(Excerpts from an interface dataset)
+ + + + +
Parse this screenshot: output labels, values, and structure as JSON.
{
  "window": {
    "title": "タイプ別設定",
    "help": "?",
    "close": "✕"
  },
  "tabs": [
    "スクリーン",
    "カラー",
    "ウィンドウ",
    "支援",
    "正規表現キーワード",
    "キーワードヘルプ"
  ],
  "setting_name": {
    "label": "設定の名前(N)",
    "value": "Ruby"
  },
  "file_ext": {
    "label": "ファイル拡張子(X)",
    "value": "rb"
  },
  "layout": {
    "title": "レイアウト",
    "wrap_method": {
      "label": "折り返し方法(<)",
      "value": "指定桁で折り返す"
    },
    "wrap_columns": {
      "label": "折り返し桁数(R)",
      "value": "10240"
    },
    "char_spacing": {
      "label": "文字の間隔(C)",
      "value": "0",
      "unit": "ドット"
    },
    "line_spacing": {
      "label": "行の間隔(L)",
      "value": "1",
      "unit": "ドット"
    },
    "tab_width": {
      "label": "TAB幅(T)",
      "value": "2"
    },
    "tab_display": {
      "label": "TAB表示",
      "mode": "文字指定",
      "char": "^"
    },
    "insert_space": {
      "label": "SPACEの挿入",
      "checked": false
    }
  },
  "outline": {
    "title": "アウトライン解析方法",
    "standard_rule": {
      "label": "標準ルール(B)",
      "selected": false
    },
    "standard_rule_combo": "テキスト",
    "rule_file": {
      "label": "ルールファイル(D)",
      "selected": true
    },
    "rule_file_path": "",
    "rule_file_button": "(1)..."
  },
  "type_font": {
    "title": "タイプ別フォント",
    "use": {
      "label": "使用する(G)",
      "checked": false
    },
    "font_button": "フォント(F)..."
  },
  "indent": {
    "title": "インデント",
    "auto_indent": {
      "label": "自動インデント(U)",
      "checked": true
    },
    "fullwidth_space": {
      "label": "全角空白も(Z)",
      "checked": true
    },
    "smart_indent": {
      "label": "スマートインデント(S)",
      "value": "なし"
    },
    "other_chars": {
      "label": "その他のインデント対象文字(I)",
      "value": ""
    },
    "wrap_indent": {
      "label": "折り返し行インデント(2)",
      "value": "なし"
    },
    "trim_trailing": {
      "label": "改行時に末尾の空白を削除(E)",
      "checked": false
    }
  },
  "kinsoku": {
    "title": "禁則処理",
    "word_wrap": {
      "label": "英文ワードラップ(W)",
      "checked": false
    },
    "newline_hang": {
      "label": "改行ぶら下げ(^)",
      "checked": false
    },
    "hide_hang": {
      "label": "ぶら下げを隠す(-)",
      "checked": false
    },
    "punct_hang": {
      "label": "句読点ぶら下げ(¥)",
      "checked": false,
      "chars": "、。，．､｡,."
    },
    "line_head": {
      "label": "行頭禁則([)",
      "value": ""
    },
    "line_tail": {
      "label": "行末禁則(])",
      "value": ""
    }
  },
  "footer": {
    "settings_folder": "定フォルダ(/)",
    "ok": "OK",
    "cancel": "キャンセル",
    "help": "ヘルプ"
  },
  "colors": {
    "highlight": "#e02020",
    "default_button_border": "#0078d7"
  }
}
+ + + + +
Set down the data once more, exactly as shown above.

Result for this exercise:
Parse this screenshot: output labels, values, and structure as JSON.
{
  "window": {
    "title": "タイプ別設定",
    "help": "?",
    "close": "✕"
  },
  "tabs": [
    "スクリーン",
    "カラー",
    "ウィンドウ",
    "支援",
    "正規表現キーワード",
    "キーワードヘルプ"
  ],
  "setting_name": {
    "label": "設定の名前(N)",
    "value": "Ruby"
  },
  "file_ext": {
    "label": "ファイル拡張子(X)",
    "value": "rb"
  },
  "layout": {
    "title": "レイアウト",
    "wrap_method": {
      "label": "折り返し方法(<)",
      "value": "指定桁で折り返す"
    },
    "wrap_columns": {
      "label": "折り返し桁数(R)",
      "value": "10240"
    },
    "char_spacing": {
      "label": "文字の間隔(C)",
      "value": "0",
      "unit": "ドット"
    },
    "line_spacing": {
      "label": "行の間隔(L)",
      "value": "1",
      "unit": "ドット"
    },
    "tab_width": {
      "label": "TAB幅(T)",
      "value": "2"
    },
    "tab_display": {
      "label": "TAB表示",
      "mode": "文字指定",
      "char": "^"
    },
    "insert_space": {
      "label": "SPACEの挿入",
      "checked": false
    }
  },
  "outline": {
    "title": "アウトライン解析方法",
    "standard_rule": {
      "label": "標準ルール(B)",
      "selected": false
    },
    "standard_rule_combo": "テキスト",
    "rule_file": {
      "label": "ルールファイル(D)",
      "selected": true
    },
    "rule_file_path": "",
    "rule_file_button": "(1)..."
  },
  "type_font": {
    "title": "タイプ別フォント",
    "use": {
      "label": "使用する(G)",
      "checked": false
    },
    "font_button": "フォント(F)..."
  },
  "indent": {
    "title": "インデント",
    "auto_indent": {
      "label": "自動インデント(U)",
      "checked": true
    },
    "fullwidth_space": {
      "label": "全角空白も(Z)",
      "checked": true
    },
    "smart_indent": {
      "label": "スマートインデント(S)",
      "value": "なし"
    },
    "other_chars": {
      "label": "その他のインデント対象文字(I)",
      "value": ""
    },
    "wrap_indent": {
      "label": "折り返し行インデント(2)",
      "value": "なし"
    },
    "trim_trailing": {
      "label": "改行時に末尾の空白を削除(E)",
      "checked": false
    }
  },
  "kinsoku": {
    "title": "禁則処理",
    "word_wrap": {
      "label": "英文ワードラップ(W)",
      "checked": false
    },
    "newline_hang": {
      "label": "改行ぶら下げ(^)",
      "checked": false
    },
    "hide_hang": {
      "label": "ぶら下げを隠す(-)",
      "checked": false
    },
    "punct_hang": {
      "label": "句読点ぶら下げ(¥)",
      "checked": false,
      "chars": "、。，．､｡,."
    },
    "line_head": {
      "label": "行頭禁則([)",
      "value": ""
    },
    "line_tail": {
      "label": "行末禁則(])",
      "value": ""
    }
  },
  "footer": {
    "settings_folder": "定フォルダ(/)",
    "ok": "OK",
    "cancel": "キャンセル",
    "help": "ヘルプ"
  },
  "colors": {
    "highlight": "#e02020",
    "default_button_border": "#0078d7"
  }
}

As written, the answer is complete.